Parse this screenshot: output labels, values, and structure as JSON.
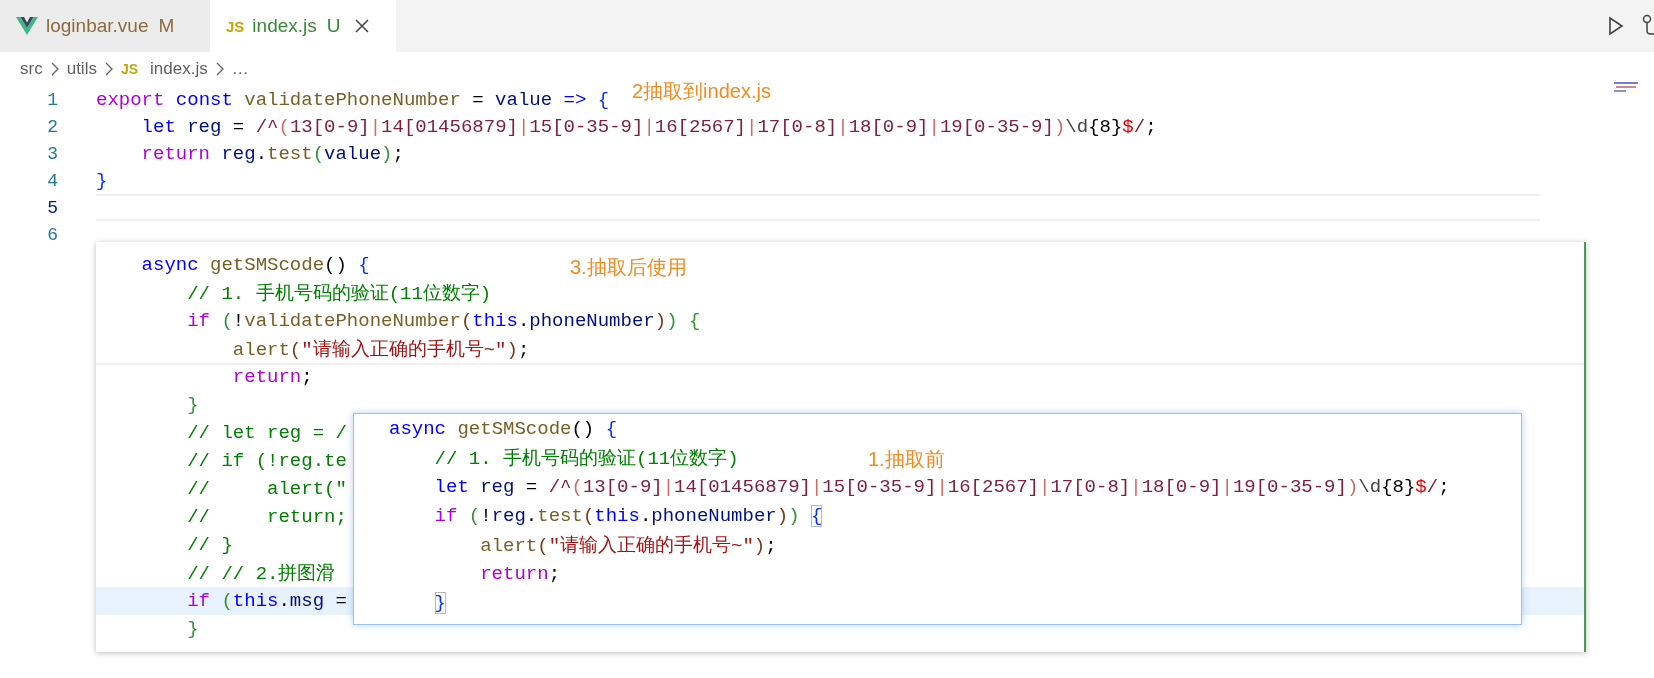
{
  "tabs": [
    {
      "label": "loginbar.vue",
      "badge": "M",
      "color": "#8c6c3e",
      "icon": {
        "kind": "vue"
      },
      "selected": false,
      "closable": false
    },
    {
      "label": "index.js",
      "badge": "U",
      "color": "#388a34",
      "icon": {
        "kind": "text",
        "text": "JS"
      },
      "selected": true,
      "closable": true
    }
  ],
  "breadcrumbs": [
    {
      "label": "src"
    },
    {
      "label": "utils"
    },
    {
      "label": "index.js",
      "icon_text": "JS"
    },
    {
      "label": "…"
    }
  ],
  "editor": {
    "lines": [
      {
        "number": "1",
        "current": false,
        "tokens": [
          {
            "text": "export ",
            "kind": "ctrl"
          },
          {
            "text": "const ",
            "kind": "decl"
          },
          {
            "text": "validatePhoneNumber",
            "kind": "fn"
          },
          {
            "text": " = ",
            "kind": "p"
          },
          {
            "text": "value",
            "kind": "var"
          },
          {
            "text": " => ",
            "kind": "decl"
          },
          {
            "text": "{",
            "kind": "b1"
          }
        ]
      },
      {
        "number": "2",
        "current": false,
        "tokens": [
          {
            "text": "    let ",
            "kind": "decl"
          },
          {
            "text": "reg",
            "kind": "var"
          },
          {
            "text": " = ",
            "kind": "p"
          },
          {
            "text": "/^",
            "kind": "re"
          },
          {
            "text": "(",
            "kind": "reop"
          },
          {
            "text": "13[0-9]",
            "kind": "re"
          },
          {
            "text": "|",
            "kind": "reop"
          },
          {
            "text": "14[01456879]",
            "kind": "re"
          },
          {
            "text": "|",
            "kind": "reop"
          },
          {
            "text": "15[0-35-9]",
            "kind": "re"
          },
          {
            "text": "|",
            "kind": "reop"
          },
          {
            "text": "16[2567]",
            "kind": "re"
          },
          {
            "text": "|",
            "kind": "reop"
          },
          {
            "text": "17[0-8]",
            "kind": "re"
          },
          {
            "text": "|",
            "kind": "reop"
          },
          {
            "text": "18[0-9]",
            "kind": "re"
          },
          {
            "text": "|",
            "kind": "reop"
          },
          {
            "text": "19[0-35-9]",
            "kind": "re"
          },
          {
            "text": ")",
            "kind": "reop"
          },
          {
            "text": "\\d",
            "kind": "reesc"
          },
          {
            "text": "{8}",
            "kind": "p"
          },
          {
            "text": "$",
            "kind": "dol"
          },
          {
            "text": "/",
            "kind": "re"
          },
          {
            "text": ";",
            "kind": "p"
          }
        ]
      },
      {
        "number": "3",
        "current": false,
        "tokens": [
          {
            "text": "    return ",
            "kind": "ctrl"
          },
          {
            "text": "reg",
            "kind": "var"
          },
          {
            "text": ".",
            "kind": "p"
          },
          {
            "text": "test",
            "kind": "fn"
          },
          {
            "text": "(",
            "kind": "b2"
          },
          {
            "text": "value",
            "kind": "var"
          },
          {
            "text": ")",
            "kind": "b2"
          },
          {
            "text": ";",
            "kind": "p"
          }
        ]
      },
      {
        "number": "4",
        "current": false,
        "tokens": [
          {
            "text": "}",
            "kind": "b1"
          }
        ]
      },
      {
        "number": "5",
        "current": true
      },
      {
        "number": "6",
        "current": false
      }
    ]
  },
  "snippets": [
    {
      "lines": [
        {
          "current": false,
          "tokens": [
            {
              "text": "    async ",
              "kind": "decl"
            },
            {
              "text": "getSMScode",
              "kind": "fn"
            },
            {
              "text": "() ",
              "kind": "p"
            },
            {
              "text": "{",
              "kind": "b1"
            }
          ]
        },
        {
          "current": false,
          "tokens": [
            {
              "text": "        // 1. 手机号码的验证(11位数字)",
              "kind": "cmt"
            }
          ]
        },
        {
          "current": false,
          "tokens": [
            {
              "text": "        if ",
              "kind": "ctrl"
            },
            {
              "text": "(",
              "kind": "b2"
            },
            {
              "text": "!",
              "kind": "p"
            },
            {
              "text": "validatePhoneNumber",
              "kind": "fn"
            },
            {
              "text": "(",
              "kind": "b3"
            },
            {
              "text": "this",
              "kind": "decl"
            },
            {
              "text": ".",
              "kind": "p"
            },
            {
              "text": "phoneNumber",
              "kind": "var"
            },
            {
              "text": ")",
              "kind": "b3"
            },
            {
              "text": ") ",
              "kind": "b2"
            },
            {
              "text": "{",
              "kind": "b2"
            }
          ]
        },
        {
          "current": false,
          "tokens": [
            {
              "text": "            alert",
              "kind": "fn"
            },
            {
              "text": "(",
              "kind": "b3"
            },
            {
              "text": "\"请输入正确的手机号~\"",
              "kind": "str"
            },
            {
              "text": ")",
              "kind": "b3"
            },
            {
              "text": ";",
              "kind": "p"
            }
          ]
        },
        {
          "current": false,
          "tokens": [
            {
              "text": "            return",
              "kind": "ctrl"
            },
            {
              "text": ";",
              "kind": "p"
            }
          ]
        },
        {
          "current": false,
          "tokens": [
            {
              "text": "        }",
              "kind": "b2"
            }
          ]
        },
        {
          "current": false,
          "tokens": [
            {
              "text": "        // let reg = /",
              "kind": "cmt"
            }
          ]
        },
        {
          "current": false,
          "tokens": [
            {
              "text": "        // if (!reg.te",
              "kind": "cmt"
            }
          ]
        },
        {
          "current": false,
          "tokens": [
            {
              "text": "        //     alert(\"",
              "kind": "cmt"
            }
          ]
        },
        {
          "current": false,
          "tokens": [
            {
              "text": "        //     return;",
              "kind": "cmt"
            }
          ]
        },
        {
          "current": false,
          "tokens": [
            {
              "text": "        // }",
              "kind": "cmt"
            }
          ]
        },
        {
          "current": false,
          "tokens": [
            {
              "text": "        // // 2.拼图滑",
              "kind": "cmt"
            }
          ]
        },
        {
          "current": true,
          "tokens": [
            {
              "text": "        if ",
              "kind": "ctrl"
            },
            {
              "text": "(",
              "kind": "b2"
            },
            {
              "text": "this",
              "kind": "decl"
            },
            {
              "text": ".",
              "kind": "p"
            },
            {
              "text": "msg",
              "kind": "var"
            },
            {
              "text": " =",
              "kind": "p"
            }
          ]
        },
        {
          "current": false,
          "tokens": [
            {
              "text": "        }",
              "kind": "b2"
            }
          ]
        }
      ]
    },
    {
      "lines": [
        {
          "current": false,
          "tokens": [
            {
              "text": "async ",
              "kind": "decl"
            },
            {
              "text": "getSMScode",
              "kind": "fn"
            },
            {
              "text": "() ",
              "kind": "p"
            },
            {
              "text": "{",
              "kind": "b1"
            }
          ]
        },
        {
          "current": false,
          "tokens": [
            {
              "text": "    // 1. 手机号码的验证(11位数字)",
              "kind": "cmt"
            }
          ]
        },
        {
          "current": false,
          "tokens": [
            {
              "text": "    let ",
              "kind": "decl"
            },
            {
              "text": "reg",
              "kind": "var"
            },
            {
              "text": " = ",
              "kind": "p"
            },
            {
              "text": "/^",
              "kind": "re"
            },
            {
              "text": "(",
              "kind": "reop"
            },
            {
              "text": "13[0-9]",
              "kind": "re"
            },
            {
              "text": "|",
              "kind": "reop"
            },
            {
              "text": "14[01456879]",
              "kind": "re"
            },
            {
              "text": "|",
              "kind": "reop"
            },
            {
              "text": "15[0-35-9]",
              "kind": "re"
            },
            {
              "text": "|",
              "kind": "reop"
            },
            {
              "text": "16[2567]",
              "kind": "re"
            },
            {
              "text": "|",
              "kind": "reop"
            },
            {
              "text": "17[0-8]",
              "kind": "re"
            },
            {
              "text": "|",
              "kind": "reop"
            },
            {
              "text": "18[0-9]",
              "kind": "re"
            },
            {
              "text": "|",
              "kind": "reop"
            },
            {
              "text": "19[0-35-9]",
              "kind": "re"
            },
            {
              "text": ")",
              "kind": "reop"
            },
            {
              "text": "\\d",
              "kind": "reesc"
            },
            {
              "text": "{8}",
              "kind": "p"
            },
            {
              "text": "$",
              "kind": "dol"
            },
            {
              "text": "/",
              "kind": "re"
            },
            {
              "text": ";",
              "kind": "p"
            }
          ]
        },
        {
          "current": false,
          "tokens": [
            {
              "text": "    if ",
              "kind": "ctrl"
            },
            {
              "text": "(",
              "kind": "b2"
            },
            {
              "text": "!",
              "kind": "p"
            },
            {
              "text": "reg",
              "kind": "var"
            },
            {
              "text": ".",
              "kind": "p"
            },
            {
              "text": "test",
              "kind": "fn"
            },
            {
              "text": "(",
              "kind": "b3"
            },
            {
              "text": "this",
              "kind": "decl"
            },
            {
              "text": ".",
              "kind": "p"
            },
            {
              "text": "phoneNumber",
              "kind": "var"
            },
            {
              "text": ")",
              "kind": "b3"
            },
            {
              "text": ") ",
              "kind": "b2"
            },
            {
              "text": "{",
              "kind": "bm"
            }
          ]
        },
        {
          "current": false,
          "tokens": [
            {
              "text": "        alert",
              "kind": "fn"
            },
            {
              "text": "(",
              "kind": "b3"
            },
            {
              "text": "\"请输入正确的手机号~\"",
              "kind": "str"
            },
            {
              "text": ")",
              "kind": "b3"
            },
            {
              "text": ";",
              "kind": "p"
            }
          ]
        },
        {
          "current": false,
          "tokens": [
            {
              "text": "        return",
              "kind": "ctrl"
            },
            {
              "text": ";",
              "kind": "p"
            }
          ]
        },
        {
          "current": false,
          "tokens": [
            {
              "text": "    }",
              "kind": "bm"
            }
          ]
        }
      ]
    }
  ],
  "annotations": [
    {
      "text": "2抽取到index.js"
    },
    {
      "text": "3.抽取后使用"
    },
    {
      "text": "1.抽取前"
    }
  ]
}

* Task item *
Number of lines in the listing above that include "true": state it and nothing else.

* Exercise response *
4